Source records:

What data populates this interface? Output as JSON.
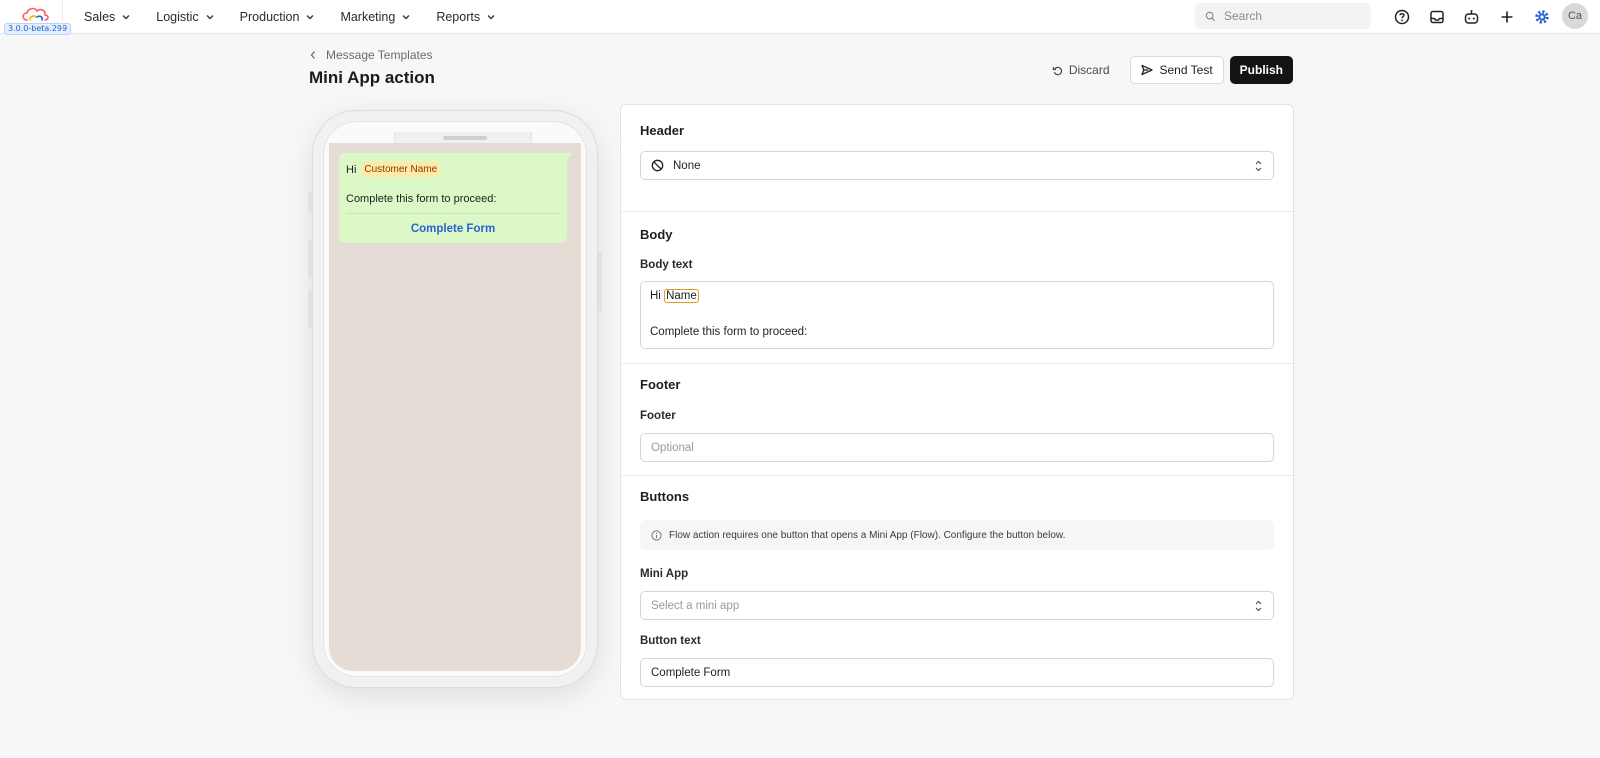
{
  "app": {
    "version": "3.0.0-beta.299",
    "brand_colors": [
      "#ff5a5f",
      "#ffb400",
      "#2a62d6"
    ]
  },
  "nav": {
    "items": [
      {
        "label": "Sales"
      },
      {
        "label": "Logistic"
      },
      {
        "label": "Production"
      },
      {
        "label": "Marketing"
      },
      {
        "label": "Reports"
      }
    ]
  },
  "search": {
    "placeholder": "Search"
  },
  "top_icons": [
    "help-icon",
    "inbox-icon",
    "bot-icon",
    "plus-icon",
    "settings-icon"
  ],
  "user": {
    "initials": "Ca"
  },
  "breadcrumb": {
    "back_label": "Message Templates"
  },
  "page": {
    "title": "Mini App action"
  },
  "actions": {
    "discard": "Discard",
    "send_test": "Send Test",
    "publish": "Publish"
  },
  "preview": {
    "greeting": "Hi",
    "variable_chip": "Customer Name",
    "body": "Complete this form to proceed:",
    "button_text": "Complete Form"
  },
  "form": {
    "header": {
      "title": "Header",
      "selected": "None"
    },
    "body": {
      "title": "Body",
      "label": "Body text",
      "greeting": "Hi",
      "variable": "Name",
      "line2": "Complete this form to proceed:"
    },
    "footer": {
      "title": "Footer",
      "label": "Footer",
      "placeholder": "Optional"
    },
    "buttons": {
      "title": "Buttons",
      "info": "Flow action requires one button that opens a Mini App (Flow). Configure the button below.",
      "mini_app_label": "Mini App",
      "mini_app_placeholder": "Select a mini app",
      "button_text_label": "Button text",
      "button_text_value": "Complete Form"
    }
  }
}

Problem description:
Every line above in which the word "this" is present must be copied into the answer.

Your response:
What data populates this interface? Output as JSON.
    "body": "Complete this form to proceed:",
      "line2": "Complete this form to proceed:"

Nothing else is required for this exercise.